One such example involved apples covered in caramel, a popular treat in the United States.
Up to now, scientists have been looking mainly at one bacteria: listeria. But the search is expanding. By the end of this year, laboratories in all 50 states are expected to also be using genetic sequencing for more common causes of food poisoning. That includes salmonella and the E. coli bacteria linked to the romaine lettuce outbreak.
The new technique is also helping disease scientists identify food contamination even before it causes people to get sick.
Lawyer Bill Marler has taken companies to court when their food products sicken people. He said the technique is changing how outbreaks are discovered.
Marler said the testing program is still young. He said it is too early to call genetic sequencing a success. But he said it may change how and when outbreaks are found.
The Centers for Disease Control and Prevention, or CDC, supports the program. It estimates that 48 million Americans get sick from food poisoning each year. And 3,000 of those people die from such infections.
The use of genetic sequencing involves something called whole genome sequencing, which has been used in biology for more than 20 years. A genome is a kind of genetic map. It contains all of the genetic information, or DNA, about an organism. DNA is short for the term deoxyribonucleic acid.
The laboratory process identifies most of an organism’s DNA. And scientists use computer programs to compare the DNA of test specimens to see if they are the same as the organism and how resistant they are to current medicines.
The technique makes the lab studies faster, less costly and more automated, said Robert Tauxe, one of the CDC’s leading experts on food poisoning.
Plans are to use the technology against several bacteria that cause food poisoning. But to date, all of the tests have involved listeria. The bacteria causes around 1,600 cases of food poisoning nationwide each year. But it is a very deadly infection, killing nearly one in five people who get it.
It can take weeks for people to develop signs of the disease. In the past, some patients died by the time health officials began to recognize the problem.
For nearly 15 years, from 1983-1997, only five listeria outbreaks were identified in the United States. They were relatively large, with an average of 54 cases for each outbreak.
That is how it was with other food poisoning outbreaks.
Tauxe said most foodborne outbreaks were found because they happened in one place, like a town with a popular eatery where people became sick.
Outbreaks were studied by asking people what they ate before they got sick. Investigators then compared notes to see what patients had in common.

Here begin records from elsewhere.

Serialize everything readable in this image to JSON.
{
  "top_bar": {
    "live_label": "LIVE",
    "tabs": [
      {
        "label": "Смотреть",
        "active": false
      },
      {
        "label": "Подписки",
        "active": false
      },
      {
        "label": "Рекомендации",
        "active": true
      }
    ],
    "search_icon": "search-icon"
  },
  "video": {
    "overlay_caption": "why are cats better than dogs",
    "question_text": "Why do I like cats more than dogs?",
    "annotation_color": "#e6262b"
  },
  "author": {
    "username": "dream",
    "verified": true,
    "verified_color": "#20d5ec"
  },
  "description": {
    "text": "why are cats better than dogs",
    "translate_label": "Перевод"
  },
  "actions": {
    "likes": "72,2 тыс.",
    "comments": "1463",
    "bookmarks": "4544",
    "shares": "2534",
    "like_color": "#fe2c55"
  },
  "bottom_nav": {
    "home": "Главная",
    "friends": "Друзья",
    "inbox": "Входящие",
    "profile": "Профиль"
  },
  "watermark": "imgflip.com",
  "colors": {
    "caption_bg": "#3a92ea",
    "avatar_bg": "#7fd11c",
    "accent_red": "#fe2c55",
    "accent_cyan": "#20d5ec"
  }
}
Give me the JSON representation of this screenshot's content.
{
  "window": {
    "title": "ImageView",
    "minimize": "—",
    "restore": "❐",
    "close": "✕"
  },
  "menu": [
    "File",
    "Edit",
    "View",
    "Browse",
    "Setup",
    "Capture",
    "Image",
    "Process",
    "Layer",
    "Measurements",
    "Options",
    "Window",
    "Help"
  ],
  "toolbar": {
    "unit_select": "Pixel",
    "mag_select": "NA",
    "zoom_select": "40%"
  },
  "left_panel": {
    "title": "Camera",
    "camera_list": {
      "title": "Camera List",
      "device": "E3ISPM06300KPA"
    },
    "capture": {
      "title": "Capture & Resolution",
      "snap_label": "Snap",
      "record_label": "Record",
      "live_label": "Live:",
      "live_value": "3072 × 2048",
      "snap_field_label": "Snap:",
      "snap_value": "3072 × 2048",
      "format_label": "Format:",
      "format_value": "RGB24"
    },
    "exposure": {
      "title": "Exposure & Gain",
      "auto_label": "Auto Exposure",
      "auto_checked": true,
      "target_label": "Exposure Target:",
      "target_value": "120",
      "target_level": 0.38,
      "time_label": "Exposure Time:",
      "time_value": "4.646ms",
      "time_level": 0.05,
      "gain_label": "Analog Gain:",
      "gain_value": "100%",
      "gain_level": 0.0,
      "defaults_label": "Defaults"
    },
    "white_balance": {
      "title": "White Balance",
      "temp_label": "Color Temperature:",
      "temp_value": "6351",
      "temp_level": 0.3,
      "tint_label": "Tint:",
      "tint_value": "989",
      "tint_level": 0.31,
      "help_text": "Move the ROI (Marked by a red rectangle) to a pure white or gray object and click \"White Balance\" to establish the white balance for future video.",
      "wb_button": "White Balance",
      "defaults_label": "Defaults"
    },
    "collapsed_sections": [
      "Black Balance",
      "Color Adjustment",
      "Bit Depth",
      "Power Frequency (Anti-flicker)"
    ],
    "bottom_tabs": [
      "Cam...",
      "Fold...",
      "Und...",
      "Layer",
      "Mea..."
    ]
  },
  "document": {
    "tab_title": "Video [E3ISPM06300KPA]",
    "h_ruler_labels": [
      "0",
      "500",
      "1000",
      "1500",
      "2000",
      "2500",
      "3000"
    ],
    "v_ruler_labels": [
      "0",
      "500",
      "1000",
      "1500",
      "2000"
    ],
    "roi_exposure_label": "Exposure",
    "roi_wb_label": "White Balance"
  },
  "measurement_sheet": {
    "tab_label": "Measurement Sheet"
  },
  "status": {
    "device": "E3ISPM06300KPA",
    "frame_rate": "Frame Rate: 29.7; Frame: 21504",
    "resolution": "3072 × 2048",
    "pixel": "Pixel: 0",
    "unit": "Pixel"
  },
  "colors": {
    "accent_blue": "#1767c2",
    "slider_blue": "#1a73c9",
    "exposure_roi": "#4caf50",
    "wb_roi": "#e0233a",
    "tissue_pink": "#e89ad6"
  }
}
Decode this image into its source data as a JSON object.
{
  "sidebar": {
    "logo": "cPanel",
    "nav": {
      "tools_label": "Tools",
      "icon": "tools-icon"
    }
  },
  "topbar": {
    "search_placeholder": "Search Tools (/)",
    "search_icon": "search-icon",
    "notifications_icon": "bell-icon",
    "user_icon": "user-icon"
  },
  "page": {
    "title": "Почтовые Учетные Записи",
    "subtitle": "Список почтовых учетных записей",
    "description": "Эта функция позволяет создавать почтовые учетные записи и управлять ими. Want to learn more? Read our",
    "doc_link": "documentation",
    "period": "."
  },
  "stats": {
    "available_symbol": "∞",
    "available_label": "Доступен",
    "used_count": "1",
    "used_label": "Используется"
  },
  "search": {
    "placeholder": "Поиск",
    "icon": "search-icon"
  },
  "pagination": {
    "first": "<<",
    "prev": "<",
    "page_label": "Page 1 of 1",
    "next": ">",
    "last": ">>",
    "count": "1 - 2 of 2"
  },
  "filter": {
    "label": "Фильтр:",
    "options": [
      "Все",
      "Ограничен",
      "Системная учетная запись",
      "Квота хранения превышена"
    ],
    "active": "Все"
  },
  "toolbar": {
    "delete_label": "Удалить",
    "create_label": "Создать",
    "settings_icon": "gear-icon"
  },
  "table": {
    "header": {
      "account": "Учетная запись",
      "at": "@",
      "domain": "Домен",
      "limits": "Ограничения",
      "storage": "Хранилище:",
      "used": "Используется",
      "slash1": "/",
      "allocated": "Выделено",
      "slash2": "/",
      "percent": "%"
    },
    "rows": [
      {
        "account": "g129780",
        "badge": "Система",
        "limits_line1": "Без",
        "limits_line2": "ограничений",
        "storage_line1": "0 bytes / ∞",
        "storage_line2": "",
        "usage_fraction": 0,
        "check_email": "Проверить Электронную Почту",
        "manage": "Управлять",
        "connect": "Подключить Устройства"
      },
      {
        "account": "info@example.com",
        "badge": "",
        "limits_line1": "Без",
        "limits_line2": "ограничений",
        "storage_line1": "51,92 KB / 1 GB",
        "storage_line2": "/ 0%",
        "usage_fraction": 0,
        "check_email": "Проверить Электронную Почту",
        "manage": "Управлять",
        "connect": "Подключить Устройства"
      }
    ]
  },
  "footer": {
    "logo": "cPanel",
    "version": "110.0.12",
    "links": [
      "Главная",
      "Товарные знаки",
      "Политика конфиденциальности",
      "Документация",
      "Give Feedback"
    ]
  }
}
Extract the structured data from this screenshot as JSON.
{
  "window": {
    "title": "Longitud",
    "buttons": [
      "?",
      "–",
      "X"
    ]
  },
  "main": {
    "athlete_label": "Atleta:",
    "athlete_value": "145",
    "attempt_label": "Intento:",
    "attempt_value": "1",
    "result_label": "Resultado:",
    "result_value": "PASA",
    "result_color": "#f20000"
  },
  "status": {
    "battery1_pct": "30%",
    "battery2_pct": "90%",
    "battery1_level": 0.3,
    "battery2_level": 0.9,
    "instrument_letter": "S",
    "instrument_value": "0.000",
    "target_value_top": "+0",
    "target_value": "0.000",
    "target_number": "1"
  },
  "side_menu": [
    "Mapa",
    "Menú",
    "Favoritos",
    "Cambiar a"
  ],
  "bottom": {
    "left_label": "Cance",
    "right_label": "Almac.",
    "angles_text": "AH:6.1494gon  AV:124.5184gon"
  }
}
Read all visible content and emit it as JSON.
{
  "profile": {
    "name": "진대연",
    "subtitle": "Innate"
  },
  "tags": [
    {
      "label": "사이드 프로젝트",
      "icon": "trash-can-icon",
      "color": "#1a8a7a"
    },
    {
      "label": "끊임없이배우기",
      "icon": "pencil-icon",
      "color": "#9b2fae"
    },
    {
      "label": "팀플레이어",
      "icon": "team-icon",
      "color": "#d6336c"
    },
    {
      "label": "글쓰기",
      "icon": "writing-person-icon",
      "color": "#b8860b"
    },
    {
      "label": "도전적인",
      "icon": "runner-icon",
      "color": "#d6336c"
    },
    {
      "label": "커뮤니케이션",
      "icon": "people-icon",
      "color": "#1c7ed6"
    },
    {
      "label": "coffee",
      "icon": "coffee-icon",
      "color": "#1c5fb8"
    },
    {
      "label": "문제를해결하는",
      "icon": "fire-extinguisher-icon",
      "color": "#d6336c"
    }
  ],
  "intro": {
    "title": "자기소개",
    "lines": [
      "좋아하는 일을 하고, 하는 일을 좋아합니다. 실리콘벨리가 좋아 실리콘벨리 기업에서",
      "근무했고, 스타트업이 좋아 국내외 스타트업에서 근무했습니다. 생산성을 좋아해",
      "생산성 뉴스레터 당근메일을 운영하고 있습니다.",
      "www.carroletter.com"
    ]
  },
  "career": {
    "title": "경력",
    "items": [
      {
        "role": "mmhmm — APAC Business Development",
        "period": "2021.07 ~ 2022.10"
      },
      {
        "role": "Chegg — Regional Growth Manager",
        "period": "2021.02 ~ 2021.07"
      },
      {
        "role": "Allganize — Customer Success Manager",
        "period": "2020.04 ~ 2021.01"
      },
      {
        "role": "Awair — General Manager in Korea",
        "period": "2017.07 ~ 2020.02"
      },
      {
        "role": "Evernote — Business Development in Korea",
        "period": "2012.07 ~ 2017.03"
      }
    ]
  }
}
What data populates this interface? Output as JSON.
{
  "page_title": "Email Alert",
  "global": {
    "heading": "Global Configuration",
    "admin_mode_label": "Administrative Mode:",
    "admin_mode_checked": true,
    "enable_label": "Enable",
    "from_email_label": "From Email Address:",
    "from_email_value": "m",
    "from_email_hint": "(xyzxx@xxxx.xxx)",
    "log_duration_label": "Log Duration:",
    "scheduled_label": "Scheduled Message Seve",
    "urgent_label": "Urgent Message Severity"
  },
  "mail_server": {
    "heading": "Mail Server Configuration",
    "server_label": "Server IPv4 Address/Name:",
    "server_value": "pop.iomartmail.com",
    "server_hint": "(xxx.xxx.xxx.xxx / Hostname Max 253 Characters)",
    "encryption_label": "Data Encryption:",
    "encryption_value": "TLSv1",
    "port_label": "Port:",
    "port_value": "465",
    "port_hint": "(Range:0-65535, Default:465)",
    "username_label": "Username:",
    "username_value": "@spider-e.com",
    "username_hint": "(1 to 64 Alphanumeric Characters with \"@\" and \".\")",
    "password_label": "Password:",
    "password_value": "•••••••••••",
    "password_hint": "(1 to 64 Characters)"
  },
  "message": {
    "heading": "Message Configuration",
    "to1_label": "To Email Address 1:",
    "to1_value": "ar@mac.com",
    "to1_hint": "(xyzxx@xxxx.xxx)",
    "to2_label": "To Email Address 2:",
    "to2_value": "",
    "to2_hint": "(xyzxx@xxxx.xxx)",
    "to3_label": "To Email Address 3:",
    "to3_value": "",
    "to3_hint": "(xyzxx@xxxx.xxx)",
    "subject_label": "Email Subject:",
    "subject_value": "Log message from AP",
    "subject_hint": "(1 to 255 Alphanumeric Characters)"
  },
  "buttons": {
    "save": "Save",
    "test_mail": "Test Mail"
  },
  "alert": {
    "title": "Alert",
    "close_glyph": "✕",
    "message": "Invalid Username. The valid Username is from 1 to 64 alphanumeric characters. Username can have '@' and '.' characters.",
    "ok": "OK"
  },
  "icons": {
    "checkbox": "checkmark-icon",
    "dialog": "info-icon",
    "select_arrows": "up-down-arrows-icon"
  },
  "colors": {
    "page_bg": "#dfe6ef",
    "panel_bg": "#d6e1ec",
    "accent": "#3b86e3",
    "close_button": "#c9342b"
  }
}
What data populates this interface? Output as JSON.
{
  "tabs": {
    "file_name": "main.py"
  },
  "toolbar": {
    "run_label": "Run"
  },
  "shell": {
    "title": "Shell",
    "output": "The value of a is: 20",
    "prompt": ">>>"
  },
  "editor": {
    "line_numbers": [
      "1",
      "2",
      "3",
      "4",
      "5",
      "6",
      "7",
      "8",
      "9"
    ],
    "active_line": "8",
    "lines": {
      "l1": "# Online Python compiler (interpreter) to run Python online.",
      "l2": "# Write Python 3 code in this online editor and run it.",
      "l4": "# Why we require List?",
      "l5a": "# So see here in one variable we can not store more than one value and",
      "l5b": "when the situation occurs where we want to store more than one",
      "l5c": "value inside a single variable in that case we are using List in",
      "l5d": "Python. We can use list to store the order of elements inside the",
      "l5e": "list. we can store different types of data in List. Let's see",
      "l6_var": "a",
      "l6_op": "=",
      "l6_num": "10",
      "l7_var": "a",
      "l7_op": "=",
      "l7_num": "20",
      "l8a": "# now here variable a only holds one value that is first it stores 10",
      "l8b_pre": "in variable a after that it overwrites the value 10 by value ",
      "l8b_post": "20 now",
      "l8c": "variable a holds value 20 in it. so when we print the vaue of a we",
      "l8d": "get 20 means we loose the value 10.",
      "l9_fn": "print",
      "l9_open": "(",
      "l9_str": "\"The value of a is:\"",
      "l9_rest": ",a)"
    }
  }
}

But the science took a big step in the 1990s, after a major outbreak happened in the Seattle, Washington area. Four deaths and more than 700 other infections eventually were linked to undercooked hamburgers from a Jack in the Box restaurant. The meat contained the bacteria E. coli.
The outbreak led the CDC to develop a program that used a technique called pulsed-field gel electrophoresis. With this, investigators could look at a bacteria’s DNA in parts. The program helped health officials more easily link cases. But it was not perfect. It was unable to make exact matches and sometimes missed when cases were related.
Then came whole genome sequencing.
The CDC began using the technique in food poisoning investigations in 2013. In the beginning, state laboratories sent samples to a CDC laboratory in Georgia for testing. Now, the CDC is working to make the technology available in all 50 states.
I'm Alice Bryant.
Mike Stobbe wrote this story for the Associated Press. Alice Bryant adapted it for Learning English. George Grow was the editor.
Words in This Story
sequencing – gerund. determining the order of, especially nucleotides in DNA or RNA or amino acids in a protein.
lettuce – n. a plant that has large leaves that are eaten especially in salads
caramel – n. a light brown candy made from butter, sugar, and milk or cream
outbreak – v. a sudden start or increase of fighting or disease
contaminate – v. to make something dangerous, dirty, or impure by adding something harmful or undesirable to it
specimen – n. a small amount or piece of something that can be tested or examined
strain – n. a kind or sort of something
automate – v. to run or operate something by using machines, computers, or something else, instead of people to do the work
match – n. a person or thing that is an exact counterpart of another